▶ Dataset items
+ + +

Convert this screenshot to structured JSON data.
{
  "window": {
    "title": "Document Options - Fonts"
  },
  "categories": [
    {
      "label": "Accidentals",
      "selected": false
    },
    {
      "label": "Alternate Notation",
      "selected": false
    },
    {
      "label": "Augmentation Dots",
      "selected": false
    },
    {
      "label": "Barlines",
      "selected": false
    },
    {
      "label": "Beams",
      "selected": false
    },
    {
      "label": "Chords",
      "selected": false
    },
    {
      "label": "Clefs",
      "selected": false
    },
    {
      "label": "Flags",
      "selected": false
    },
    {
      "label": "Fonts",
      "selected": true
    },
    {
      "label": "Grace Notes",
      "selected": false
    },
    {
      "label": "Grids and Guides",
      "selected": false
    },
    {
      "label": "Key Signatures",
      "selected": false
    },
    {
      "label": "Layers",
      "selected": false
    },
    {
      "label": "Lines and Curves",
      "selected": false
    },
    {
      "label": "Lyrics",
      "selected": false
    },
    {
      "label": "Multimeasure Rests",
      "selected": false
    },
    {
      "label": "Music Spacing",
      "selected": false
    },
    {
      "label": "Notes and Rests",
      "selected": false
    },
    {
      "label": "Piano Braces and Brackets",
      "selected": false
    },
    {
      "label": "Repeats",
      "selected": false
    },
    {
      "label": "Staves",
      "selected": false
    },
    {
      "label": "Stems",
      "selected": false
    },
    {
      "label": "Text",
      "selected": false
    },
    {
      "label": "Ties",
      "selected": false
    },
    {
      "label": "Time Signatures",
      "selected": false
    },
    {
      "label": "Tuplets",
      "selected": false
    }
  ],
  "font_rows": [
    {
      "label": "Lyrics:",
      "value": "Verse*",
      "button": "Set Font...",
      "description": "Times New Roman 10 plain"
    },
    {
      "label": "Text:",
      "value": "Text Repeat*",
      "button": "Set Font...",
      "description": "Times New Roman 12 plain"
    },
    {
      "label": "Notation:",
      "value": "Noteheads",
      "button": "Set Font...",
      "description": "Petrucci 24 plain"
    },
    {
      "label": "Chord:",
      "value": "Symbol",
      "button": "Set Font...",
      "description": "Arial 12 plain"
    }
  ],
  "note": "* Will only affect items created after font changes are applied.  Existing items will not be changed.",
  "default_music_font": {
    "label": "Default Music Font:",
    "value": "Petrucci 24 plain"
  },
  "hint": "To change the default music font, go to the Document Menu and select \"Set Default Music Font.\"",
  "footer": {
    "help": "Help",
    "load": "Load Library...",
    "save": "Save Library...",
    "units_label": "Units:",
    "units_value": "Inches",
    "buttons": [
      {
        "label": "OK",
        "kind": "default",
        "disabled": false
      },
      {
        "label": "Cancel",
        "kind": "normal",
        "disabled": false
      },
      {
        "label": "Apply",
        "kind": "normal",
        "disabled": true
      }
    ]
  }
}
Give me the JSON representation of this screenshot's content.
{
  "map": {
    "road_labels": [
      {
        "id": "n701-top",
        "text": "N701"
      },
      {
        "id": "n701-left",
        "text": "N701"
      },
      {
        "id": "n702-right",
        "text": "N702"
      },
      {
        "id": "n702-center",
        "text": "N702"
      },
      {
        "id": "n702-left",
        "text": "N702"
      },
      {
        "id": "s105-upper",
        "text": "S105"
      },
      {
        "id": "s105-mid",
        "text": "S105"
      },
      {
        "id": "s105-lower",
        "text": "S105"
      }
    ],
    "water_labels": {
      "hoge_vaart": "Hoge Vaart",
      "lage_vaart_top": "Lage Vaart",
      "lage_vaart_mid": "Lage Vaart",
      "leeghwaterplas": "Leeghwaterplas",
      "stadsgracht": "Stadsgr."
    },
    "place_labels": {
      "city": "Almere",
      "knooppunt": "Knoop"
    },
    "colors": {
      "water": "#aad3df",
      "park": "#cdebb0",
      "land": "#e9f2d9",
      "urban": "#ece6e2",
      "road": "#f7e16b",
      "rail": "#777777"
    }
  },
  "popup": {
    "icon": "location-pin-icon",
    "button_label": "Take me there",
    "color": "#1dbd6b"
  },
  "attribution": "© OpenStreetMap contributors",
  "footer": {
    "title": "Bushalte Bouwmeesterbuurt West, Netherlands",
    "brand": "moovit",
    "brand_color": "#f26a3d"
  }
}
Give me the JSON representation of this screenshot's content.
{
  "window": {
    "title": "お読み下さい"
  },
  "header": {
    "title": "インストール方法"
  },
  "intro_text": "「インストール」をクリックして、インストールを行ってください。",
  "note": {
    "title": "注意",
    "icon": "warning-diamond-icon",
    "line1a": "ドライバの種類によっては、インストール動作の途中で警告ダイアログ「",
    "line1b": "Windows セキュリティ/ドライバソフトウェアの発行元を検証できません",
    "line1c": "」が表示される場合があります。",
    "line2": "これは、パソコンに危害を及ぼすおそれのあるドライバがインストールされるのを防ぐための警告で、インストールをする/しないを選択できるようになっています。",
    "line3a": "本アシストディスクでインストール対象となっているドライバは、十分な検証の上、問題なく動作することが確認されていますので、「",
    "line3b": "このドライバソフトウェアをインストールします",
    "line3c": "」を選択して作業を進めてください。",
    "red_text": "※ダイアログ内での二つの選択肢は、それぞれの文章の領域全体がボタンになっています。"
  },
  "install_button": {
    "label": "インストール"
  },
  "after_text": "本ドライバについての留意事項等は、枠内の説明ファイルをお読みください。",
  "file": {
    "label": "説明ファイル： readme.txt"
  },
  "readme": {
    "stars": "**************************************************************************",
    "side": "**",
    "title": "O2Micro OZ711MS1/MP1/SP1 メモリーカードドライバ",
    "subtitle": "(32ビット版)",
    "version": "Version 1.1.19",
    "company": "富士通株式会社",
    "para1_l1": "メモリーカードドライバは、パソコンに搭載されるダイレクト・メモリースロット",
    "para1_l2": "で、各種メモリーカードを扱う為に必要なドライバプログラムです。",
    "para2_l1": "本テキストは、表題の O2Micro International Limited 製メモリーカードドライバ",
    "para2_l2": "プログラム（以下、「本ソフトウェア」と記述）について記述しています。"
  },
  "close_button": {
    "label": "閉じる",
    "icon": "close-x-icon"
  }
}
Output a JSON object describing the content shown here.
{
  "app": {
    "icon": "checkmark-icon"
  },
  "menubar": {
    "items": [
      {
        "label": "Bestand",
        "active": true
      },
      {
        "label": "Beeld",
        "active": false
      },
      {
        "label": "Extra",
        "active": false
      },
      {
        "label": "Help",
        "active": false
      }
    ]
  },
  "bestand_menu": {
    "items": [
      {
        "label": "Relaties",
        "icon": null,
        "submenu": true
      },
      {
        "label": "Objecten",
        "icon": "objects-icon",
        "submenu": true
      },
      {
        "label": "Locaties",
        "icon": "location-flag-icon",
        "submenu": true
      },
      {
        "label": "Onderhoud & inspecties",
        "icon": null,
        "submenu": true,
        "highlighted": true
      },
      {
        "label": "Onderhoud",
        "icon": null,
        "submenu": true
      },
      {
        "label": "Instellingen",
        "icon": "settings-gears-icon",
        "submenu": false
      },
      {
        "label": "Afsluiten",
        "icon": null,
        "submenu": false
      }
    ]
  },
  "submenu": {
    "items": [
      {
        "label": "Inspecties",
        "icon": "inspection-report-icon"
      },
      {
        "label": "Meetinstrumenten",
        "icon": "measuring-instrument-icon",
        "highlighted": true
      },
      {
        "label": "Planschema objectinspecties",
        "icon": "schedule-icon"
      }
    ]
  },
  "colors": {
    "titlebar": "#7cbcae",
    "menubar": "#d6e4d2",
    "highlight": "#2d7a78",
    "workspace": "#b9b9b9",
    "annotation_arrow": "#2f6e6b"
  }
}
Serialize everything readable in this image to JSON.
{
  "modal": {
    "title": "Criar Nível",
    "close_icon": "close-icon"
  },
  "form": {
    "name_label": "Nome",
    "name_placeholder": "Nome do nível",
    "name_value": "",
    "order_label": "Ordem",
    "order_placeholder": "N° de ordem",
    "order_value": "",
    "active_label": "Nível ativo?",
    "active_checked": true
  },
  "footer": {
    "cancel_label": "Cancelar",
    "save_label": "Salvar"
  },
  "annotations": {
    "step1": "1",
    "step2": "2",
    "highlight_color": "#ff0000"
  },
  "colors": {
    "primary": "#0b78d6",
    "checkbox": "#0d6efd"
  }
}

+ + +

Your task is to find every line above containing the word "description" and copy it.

▶ SOLUTION FOR THIS PROBLEM
      "description": "Times New Roman 10 plain"
      "description": "Times New Roman 12 plain"
      "description": "Petrucci 24 plain"
      "description": "Arial 12 plain"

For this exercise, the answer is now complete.